JOHANNESBURG -- More than $4 billion in oil revenue disappeared from Angolan state coffers between 1997 and 2002, even as the country was struggling to recover from 27 years of civil war, Human Rights Watch said in a report yesterday.
The report comes at a time when Angola is trying to increase international support for the country. Foreign donors cite corruption as one of their key concerns.
"While ordinary Angolans suffered through a profound humanitarian crisis, their government oversaw the suspicious disappearance of a truly colossal sum of money," said Arvind Ganesan, director of the New York-based group's business and human rights program. "This seriously undermined Angolans' rights."
President Jose Eduardo dos Santos's government denied any wrongdoing, claiming the missing funds could be explained by oil price fluctuations.
Angola is sub-Saharan Africa's largest oil exporter after Nigeria, producing more than 900,000 barrels per day.
During the war against the UNITA rebel group, oil revenue provided funding for the government's war effort. The fighting ended when the army tracked down and killed the insurgents' leader, Jonas Savimbi, in 2002.
Angola's plentiful oil reserves have earned the country growing attention from the United States and other Western countries as they have sought alternatives to Middle East crude.
State oil revenues surged after international companies such as BP, ExxonMobil, and Total expanded their Angolan operations in the late 1990s, totaling $17.8 billion from 1997 to 2002 -- about 85 percent of government income -- according to the Human Rights Watch report.
A total of $4.22 billion of that money, representing about 9.25 percent of gross domestic product annually, is unaccounted for, according to the group's analysis of figures from the International Monetary Fund.
Meanwhile, an estimated 900,000 Angolans remain displaced, millions have almost no access to schools and hospitals, and nearly half the country's 7.4 million children suffer from malnutrition, according to UN figures.

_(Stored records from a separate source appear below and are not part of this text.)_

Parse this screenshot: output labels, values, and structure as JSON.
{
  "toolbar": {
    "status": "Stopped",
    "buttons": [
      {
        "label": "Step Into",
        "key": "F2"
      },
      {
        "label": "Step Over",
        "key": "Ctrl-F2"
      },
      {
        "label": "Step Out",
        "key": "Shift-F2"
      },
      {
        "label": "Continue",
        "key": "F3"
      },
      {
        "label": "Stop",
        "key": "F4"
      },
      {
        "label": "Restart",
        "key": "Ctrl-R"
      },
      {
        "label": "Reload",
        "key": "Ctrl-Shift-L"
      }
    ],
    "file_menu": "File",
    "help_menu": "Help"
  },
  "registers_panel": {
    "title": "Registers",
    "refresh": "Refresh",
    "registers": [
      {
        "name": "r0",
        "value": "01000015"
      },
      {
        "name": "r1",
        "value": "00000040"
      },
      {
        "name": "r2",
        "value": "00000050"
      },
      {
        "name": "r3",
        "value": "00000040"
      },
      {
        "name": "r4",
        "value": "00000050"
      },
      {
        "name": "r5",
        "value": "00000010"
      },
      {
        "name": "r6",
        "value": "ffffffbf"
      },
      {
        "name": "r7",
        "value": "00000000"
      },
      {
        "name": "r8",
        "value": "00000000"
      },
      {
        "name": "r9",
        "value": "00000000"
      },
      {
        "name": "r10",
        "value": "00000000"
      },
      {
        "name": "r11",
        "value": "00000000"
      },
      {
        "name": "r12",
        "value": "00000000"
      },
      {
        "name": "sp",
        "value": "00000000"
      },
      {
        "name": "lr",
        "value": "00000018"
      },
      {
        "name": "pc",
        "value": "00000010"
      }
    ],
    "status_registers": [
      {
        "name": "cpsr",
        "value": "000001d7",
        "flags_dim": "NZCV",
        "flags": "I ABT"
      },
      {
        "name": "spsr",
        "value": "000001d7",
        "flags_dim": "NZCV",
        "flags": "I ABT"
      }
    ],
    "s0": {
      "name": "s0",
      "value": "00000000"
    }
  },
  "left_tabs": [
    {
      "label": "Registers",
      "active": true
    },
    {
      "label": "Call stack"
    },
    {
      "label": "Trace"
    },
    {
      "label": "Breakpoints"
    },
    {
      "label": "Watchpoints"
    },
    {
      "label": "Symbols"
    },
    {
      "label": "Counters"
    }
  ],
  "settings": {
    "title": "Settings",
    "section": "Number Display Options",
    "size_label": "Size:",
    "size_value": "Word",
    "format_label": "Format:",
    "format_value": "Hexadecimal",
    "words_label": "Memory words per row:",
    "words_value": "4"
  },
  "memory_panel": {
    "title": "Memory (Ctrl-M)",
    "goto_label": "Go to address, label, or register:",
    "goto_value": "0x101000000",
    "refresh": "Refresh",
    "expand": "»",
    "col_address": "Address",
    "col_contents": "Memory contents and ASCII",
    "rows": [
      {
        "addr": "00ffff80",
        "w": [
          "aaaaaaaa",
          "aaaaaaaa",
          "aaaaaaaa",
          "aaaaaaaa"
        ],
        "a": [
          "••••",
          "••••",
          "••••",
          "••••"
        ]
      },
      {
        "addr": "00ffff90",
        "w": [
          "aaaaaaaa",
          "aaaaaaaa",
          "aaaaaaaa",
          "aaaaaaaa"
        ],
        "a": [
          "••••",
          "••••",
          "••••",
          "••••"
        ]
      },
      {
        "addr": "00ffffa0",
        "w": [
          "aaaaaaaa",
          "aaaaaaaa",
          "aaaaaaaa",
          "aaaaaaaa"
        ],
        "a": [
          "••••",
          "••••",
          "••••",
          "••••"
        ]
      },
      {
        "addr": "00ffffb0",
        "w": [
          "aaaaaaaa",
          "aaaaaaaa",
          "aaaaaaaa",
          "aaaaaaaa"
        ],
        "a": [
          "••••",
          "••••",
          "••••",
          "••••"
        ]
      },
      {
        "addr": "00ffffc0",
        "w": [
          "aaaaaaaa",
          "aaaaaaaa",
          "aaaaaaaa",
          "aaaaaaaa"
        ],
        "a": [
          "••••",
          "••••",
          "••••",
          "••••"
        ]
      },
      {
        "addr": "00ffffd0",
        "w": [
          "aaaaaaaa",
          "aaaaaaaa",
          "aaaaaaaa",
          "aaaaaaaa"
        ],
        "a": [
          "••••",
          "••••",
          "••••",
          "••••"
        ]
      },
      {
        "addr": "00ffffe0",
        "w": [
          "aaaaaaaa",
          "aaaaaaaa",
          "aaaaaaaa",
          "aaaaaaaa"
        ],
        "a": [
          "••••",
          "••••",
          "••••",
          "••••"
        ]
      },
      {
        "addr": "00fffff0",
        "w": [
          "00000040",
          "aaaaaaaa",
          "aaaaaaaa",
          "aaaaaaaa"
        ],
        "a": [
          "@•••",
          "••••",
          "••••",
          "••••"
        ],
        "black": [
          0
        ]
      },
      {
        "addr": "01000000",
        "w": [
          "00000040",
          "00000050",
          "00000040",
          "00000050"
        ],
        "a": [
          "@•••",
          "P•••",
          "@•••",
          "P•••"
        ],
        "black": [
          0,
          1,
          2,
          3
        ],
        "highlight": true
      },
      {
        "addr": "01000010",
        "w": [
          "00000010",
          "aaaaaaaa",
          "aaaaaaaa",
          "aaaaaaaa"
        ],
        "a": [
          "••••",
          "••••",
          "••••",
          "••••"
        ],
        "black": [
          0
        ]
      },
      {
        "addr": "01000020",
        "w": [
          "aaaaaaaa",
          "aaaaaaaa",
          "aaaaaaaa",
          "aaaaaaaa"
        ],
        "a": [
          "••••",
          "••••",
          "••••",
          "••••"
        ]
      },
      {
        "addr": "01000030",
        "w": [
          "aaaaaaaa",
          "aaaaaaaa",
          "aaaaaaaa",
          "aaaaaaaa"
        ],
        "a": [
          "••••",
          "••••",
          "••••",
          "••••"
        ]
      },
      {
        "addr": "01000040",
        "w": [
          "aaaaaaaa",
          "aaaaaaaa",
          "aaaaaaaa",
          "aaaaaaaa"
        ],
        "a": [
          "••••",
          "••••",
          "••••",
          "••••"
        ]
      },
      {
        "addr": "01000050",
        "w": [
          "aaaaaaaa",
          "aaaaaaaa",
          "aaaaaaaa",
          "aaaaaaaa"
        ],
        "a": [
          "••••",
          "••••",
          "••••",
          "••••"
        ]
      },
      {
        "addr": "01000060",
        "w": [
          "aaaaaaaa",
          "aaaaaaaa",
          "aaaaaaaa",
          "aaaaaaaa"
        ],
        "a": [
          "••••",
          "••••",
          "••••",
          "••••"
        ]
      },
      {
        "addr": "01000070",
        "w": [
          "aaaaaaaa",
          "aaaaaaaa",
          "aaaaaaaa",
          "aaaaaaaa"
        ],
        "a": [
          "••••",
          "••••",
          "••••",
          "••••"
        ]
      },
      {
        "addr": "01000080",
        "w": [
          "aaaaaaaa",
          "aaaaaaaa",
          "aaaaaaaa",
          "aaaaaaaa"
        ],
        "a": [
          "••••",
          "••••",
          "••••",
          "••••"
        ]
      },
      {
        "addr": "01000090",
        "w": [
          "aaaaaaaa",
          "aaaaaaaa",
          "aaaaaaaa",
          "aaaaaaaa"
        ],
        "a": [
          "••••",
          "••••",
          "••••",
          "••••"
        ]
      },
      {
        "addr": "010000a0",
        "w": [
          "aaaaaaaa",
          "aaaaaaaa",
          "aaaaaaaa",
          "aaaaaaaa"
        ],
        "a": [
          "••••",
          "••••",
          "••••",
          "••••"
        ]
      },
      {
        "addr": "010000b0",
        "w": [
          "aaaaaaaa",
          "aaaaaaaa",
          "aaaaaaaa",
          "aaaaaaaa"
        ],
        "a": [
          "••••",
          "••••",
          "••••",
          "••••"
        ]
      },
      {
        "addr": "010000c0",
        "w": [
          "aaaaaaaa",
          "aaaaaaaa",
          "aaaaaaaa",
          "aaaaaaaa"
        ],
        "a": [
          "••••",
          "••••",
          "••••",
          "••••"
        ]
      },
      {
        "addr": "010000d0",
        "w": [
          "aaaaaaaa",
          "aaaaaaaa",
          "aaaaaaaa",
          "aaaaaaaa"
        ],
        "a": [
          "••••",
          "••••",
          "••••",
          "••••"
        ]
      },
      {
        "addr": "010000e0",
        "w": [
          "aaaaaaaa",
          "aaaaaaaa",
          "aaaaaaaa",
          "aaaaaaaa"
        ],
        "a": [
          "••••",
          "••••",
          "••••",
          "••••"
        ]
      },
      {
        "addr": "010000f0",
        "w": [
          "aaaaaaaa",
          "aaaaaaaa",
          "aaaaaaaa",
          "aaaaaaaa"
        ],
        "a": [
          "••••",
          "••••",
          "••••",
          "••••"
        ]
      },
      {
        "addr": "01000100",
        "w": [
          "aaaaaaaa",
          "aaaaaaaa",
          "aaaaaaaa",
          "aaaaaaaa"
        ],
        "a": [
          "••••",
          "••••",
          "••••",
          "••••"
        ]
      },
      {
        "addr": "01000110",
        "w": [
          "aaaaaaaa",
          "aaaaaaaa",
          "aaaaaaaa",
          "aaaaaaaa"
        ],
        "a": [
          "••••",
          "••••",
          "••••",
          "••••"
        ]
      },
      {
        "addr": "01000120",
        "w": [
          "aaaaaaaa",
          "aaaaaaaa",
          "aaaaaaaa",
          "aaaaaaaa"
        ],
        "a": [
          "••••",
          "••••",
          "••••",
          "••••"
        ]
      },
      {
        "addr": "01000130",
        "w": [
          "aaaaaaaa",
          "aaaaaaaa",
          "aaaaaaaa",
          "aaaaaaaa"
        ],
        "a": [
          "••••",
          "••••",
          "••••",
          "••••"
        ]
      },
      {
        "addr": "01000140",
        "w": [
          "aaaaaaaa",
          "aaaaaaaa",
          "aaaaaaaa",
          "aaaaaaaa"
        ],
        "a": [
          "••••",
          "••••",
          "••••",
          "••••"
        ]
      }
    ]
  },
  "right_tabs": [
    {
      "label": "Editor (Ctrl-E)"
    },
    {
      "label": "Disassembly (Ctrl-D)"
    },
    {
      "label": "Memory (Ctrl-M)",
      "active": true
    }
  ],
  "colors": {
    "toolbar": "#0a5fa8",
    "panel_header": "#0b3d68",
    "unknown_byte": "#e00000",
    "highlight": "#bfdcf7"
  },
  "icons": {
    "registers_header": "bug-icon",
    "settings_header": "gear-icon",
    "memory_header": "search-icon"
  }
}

Human Rights Watch said the missing funds are roughly equal to what was spent in the same period on social programs in the deeply impoverished country -- $4.27 billion, including both government expenditure and initiatives funded through the United Nations' Consolidated Inter-Agency Appeal.